This joint initiative by the Inter-American Development Bank (IDB) and the OECD seeks to encourage the expansion of broadband networks and services in the region, supporting a coherent and cross-sectorial approach, to maximise their benefits for economic and social development.
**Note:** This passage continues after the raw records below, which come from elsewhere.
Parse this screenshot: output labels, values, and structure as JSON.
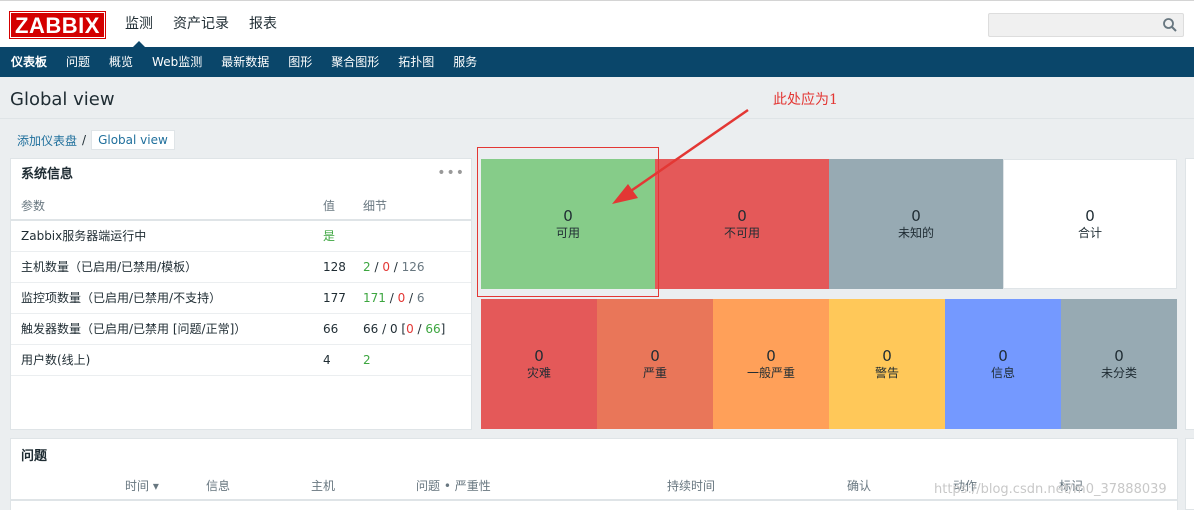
{
  "header": {
    "logo": "ZABBIX",
    "menu": [
      "监测",
      "资产记录",
      "报表"
    ],
    "search_placeholder": ""
  },
  "submenu": [
    "仪表板",
    "问题",
    "概览",
    "Web监测",
    "最新数据",
    "图形",
    "聚合图形",
    "拓扑图",
    "服务"
  ],
  "page": {
    "title": "Global view",
    "breadcrumb_link": "添加仪表盘",
    "breadcrumb_sep": "/",
    "breadcrumb_current": "Global view"
  },
  "system_info": {
    "title": "系统信息",
    "columns": [
      "参数",
      "值",
      "细节"
    ],
    "rows": [
      {
        "param": "Zabbix服务器端运行中",
        "value": "是",
        "d1": "",
        "s1": "",
        "d2": "",
        "s2": "",
        "d3": "",
        "tail": ""
      },
      {
        "param": "主机数量（已启用/已禁用/模板）",
        "value": "128",
        "d1": "2",
        "s1": " / ",
        "d2": "0",
        "s2": " / ",
        "d3": "126",
        "tail": ""
      },
      {
        "param": "监控项数量（已启用/已禁用/不支持）",
        "value": "177",
        "d1": "171",
        "s1": " / ",
        "d2": "0",
        "s2": " / ",
        "d3": "6",
        "tail": ""
      },
      {
        "param": "触发器数量（已启用/已禁用 [问题/正常]）",
        "value": "66",
        "d1": "66 / 0 [",
        "s1": "",
        "d2": "0",
        "s2": " / ",
        "d3": "66",
        "tail": "]"
      },
      {
        "param": "用户数(线上)",
        "value": "4",
        "d1": "2",
        "s1": "",
        "d2": "",
        "s2": "",
        "d3": "",
        "tail": ""
      }
    ]
  },
  "host_availability": [
    {
      "count": "0",
      "label": "可用",
      "color": "#86cc89"
    },
    {
      "count": "0",
      "label": "不可用",
      "color": "#e45959"
    },
    {
      "count": "0",
      "label": "未知的",
      "color": "#97aab3"
    },
    {
      "count": "0",
      "label": "合计",
      "color": "#ffffff"
    }
  ],
  "severity": [
    {
      "count": "0",
      "label": "灾难",
      "color": "#e45959"
    },
    {
      "count": "0",
      "label": "严重",
      "color": "#e97659"
    },
    {
      "count": "0",
      "label": "一般严重",
      "color": "#ffa059"
    },
    {
      "count": "0",
      "label": "警告",
      "color": "#ffc859"
    },
    {
      "count": "0",
      "label": "信息",
      "color": "#7499ff"
    },
    {
      "count": "0",
      "label": "未分类",
      "color": "#97aab3"
    }
  ],
  "problems": {
    "title": "问题",
    "columns": [
      "时间 ▾",
      "信息",
      "主机",
      "问题 • 严重性",
      "持续时间",
      "确认",
      "动作",
      "标记"
    ]
  },
  "annotation": "此处应为1",
  "watermark": "https://blog.csdn.net/m0_37888039"
}
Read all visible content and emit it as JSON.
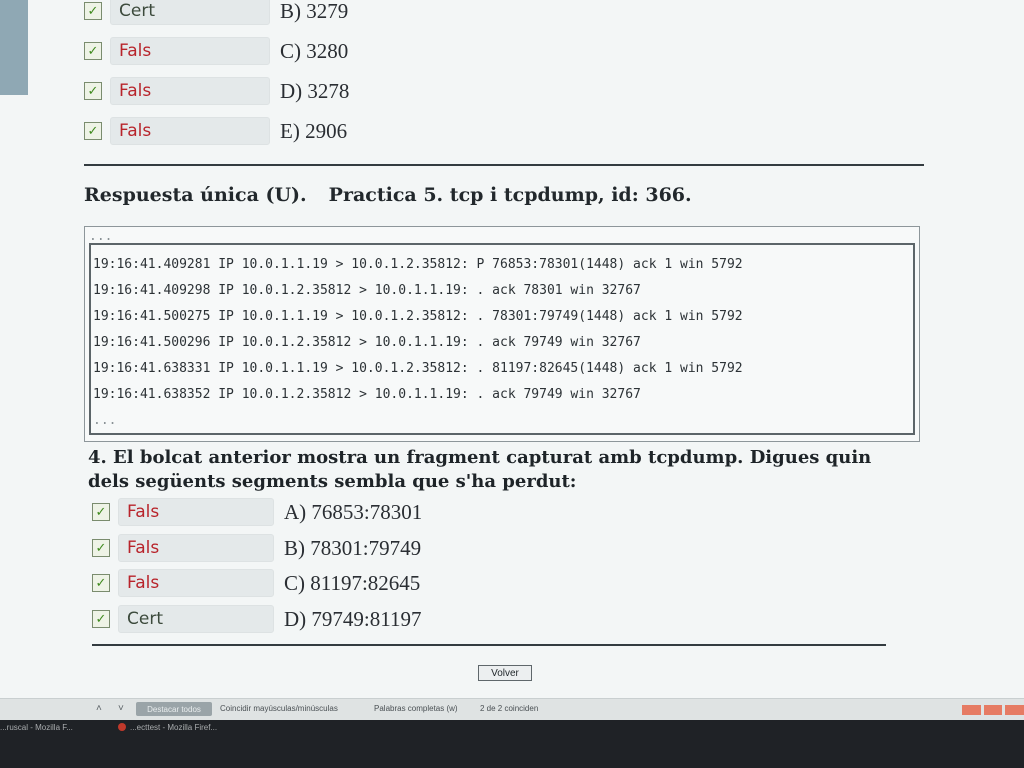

Drawing on a wealth of experience from LAC and OECD countries, the Toolkit outlines the main policy objectives in this area and provides guidance for their measurement, an overview of developments in the region, and a compilation of good practices in several areas related to broadband policy making.
This comprehensive volume encompasses a wealth of areas including digital strategies, regulatory frameworks, spectrum management, competition and infrastructure bottlenecks, broadband access, affordability, sector taxation, inclusion, convergence, regional integration, education, skills, business uptake, entrepreneurship, local content, e-health, digital government, consumer policy, and digital security and privacy.
L’accès à Internet et son utilisation progressent en Amérique latine et dans les Caraïbes, mais la région doit accélérer le développement de son infrastructure haut débit, l’élargissement de l’accès et des services, et la formation de sa population en vue de doter les entreprises et les ménages des compétences nécessaires pour tirer pleinement parti des avantages attendus, selon un nouveau rapport de l’OCDE.
Mexico has developed an ambitious national open data policy to create value from the use and re-use of government data by the public, private and social sectors. Open government data (OGD) has the potential to spur the digital economy, as well as contribute to more efficient public service delivery and greater public engagement. Mexico has demonstrated its commitment to OGD through its close involvement in international open data initiatives. However, it faces challenges in effectively implementing OGD domestically in a way that makes a greater impact on the economy and society. This would require, notably, institutionalizing open data, understanding the demand for government data, reaching out to potential users and working more closely with local governments. To fully realise the potential of open data, it is crucial that public bodies understand the benefits, are fully behind the project and actively participate in its implementation. This report provides an analysis of Mexico’s policies as well as recommendations for achieving its national objectives and making the most of OGD.
Les 21-23 juin 2016, des ministres vont se rassembler à Cancún, Mexique, pour une réunion ministérielle de l'OCDE sur l'Economie numérique : Innovation, Croissance et Prospérité sociale, pour faire avancer l'agenda numérique dans 4 domaines clés essentiels à la croissance de cette économie : ouverture d'Internet, confiance, connectivité mondiale, emplois et compétences.
Today’s theme – prospering in a low-growth era – suggests that growth rates have declined permanently and that we should focus on how to prosper in such new conditions. There are many problems facing us today not directly related to the pace of economic growth. Indeed, some challenges, like climate change, may actually be eased by slower growth.
Chile has established itself as a regional leader and has been rapidly closing the gap with other OECD countries in the field of digital government.
Public policy has an important role to play in promoting research and development (R&D) and the development, diffusion, and use of new knowledge and innovations. Fiscal incentives, including tax policies, should be directed at specific barriers, impediments or synergies to facilitate the desired level of investment in R&D and innovations.
Digitalisation of goods and services destroys established business models and disrupts existing value chains. New value chains emerge. This is often called disruptive innovation.
Le Forum 2016, intitulé "Economies productives, sociétés inclusives", s'articulera autour de trois thèmes transversaux, aussi à l'ordre du jour de la Réunion ministérielle : croissance inclusive et productivité, innovation et économie numérique, et coopération entre les pays au service de la mise en œuvre des grands accords et normes internationaux.
After a period of relatively robust growth that has allowed tens of millions of poorer households to join the global middle class, growth in Latin America has slowed recently, partly as a result of external factors. To close the still large gaps in living standards in relation to advanced economies, the region needs to significantly raise productivity growth while making sure that everybody has the opportunity to benefit from it. This will require comprehensive structural reforms, supported by a pro-productivity policy framework that incorporates social inclusion considerations from the outset.